APPLICATION OF CHICKEN MANURE AND SHADING ON CARROT (Daucus carota L.) GROWTH AND YIELD.
Carrot is a highland plant that is mostly grown in monoculture and intercropping systems. There are even some were grown under / between perennial trees. However, this system causes the decline of light intensity,Â nutrient and water. In line with this phenomenon, a research was conducted to determine the influence of chicken manure and shading on carrotâ€™s growth and yield. Â The research was conducted in the Junggo Village, Batu city, using Split Plot Design. There were two treatments i.e: (1) as main plot, namely the percentage of shading consisting of four levels:Â 0 %, 20 %, 40 % and 60 %. The shading material used was black plastic net; (2) as sub plot, namely chicken manure dosage consisting of three levels: 10 tons/ha, 20 tons/ha and 30 tons/ha. The twelve treatment combinations obtained were replicated three times.

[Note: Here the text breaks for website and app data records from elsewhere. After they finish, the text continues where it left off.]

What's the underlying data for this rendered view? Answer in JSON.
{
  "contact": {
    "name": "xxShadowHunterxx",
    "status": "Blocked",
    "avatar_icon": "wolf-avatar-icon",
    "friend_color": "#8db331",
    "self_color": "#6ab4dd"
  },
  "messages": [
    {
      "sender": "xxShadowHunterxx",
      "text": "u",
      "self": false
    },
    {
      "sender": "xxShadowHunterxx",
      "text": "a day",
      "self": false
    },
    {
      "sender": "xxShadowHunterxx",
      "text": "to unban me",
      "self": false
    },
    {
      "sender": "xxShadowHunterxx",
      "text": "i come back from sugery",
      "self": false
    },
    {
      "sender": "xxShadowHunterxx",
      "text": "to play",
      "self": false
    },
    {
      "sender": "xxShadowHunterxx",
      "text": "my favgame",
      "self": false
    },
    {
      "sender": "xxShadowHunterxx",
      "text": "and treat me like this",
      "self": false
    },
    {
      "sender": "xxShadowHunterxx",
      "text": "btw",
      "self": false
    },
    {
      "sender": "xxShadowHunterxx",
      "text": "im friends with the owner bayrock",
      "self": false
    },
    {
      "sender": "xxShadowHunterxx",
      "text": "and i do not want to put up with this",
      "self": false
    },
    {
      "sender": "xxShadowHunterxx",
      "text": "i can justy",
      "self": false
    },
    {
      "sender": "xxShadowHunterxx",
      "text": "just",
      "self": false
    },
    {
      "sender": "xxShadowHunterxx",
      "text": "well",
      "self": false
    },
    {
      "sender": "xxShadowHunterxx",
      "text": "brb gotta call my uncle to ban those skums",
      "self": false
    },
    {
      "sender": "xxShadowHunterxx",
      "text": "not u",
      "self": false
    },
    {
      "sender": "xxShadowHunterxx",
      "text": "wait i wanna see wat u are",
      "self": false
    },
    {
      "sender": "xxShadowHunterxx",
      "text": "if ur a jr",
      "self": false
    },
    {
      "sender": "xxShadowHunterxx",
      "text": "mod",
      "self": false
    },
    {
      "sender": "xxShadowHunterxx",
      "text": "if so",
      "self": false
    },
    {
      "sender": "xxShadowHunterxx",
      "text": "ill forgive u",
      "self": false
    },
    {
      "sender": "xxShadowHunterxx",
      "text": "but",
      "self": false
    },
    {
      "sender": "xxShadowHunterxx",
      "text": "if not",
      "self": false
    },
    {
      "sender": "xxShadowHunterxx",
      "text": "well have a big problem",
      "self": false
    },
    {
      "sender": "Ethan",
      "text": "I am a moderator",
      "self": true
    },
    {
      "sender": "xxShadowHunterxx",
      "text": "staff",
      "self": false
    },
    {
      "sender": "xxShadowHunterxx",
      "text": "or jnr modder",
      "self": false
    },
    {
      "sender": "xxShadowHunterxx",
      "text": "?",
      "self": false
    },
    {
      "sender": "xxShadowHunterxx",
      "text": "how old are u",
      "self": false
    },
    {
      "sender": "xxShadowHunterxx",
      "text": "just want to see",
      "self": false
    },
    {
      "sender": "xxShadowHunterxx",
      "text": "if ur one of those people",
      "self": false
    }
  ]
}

The result showed that the treatment of 20 tons/ha chicken manure onto carrot grown with no shading increased the growth and yield. This treatment, however, did not show a significant difference in the growth and yield when applied to carrot grown with shading. The treatment of 20% shading, yielded a good plant growth although accompanied by the decrease in the fresh tuber weight by 14 % and the increase in beta carotene content. The application of 10 tons/ha did not show difference in the growth and yield of carrot treated with 20 tons/ha and 30 tons/ha of chicken manure.
Keywords:Â carrot, chicken manure, shade.
Authors who publish in this journal agree to the following terms:
- Authors retain copyright and grant the journal the right of first publication with the work simultaneously licensed under a Creative Commons Attribution License that allows others to share the work with an acknowledgment of the work's authorship and initial publication in this journal.
- Authors are able to enter into separate, additional contractual arrangements for the non-exclusive distribution of the journal's published version of the work (e.g., post it to an institutional repository or publish it in a book), with an acknowledgment of its initial publication in this journal.
- Authors are permitted and encouraged to post their work online (e.g., in institutional repositories or on their website) prior to and during the submission process, as it can lead to productive exchanges, as well as earlier and greater citation of published work (See The Effect of Open Access).
- Once submitted, it is the corresponding author's responsibility to confirm and warrant the name included as an author of the work is true (shadow author is unacceptable) and that no conflict of interest occurred among the authors.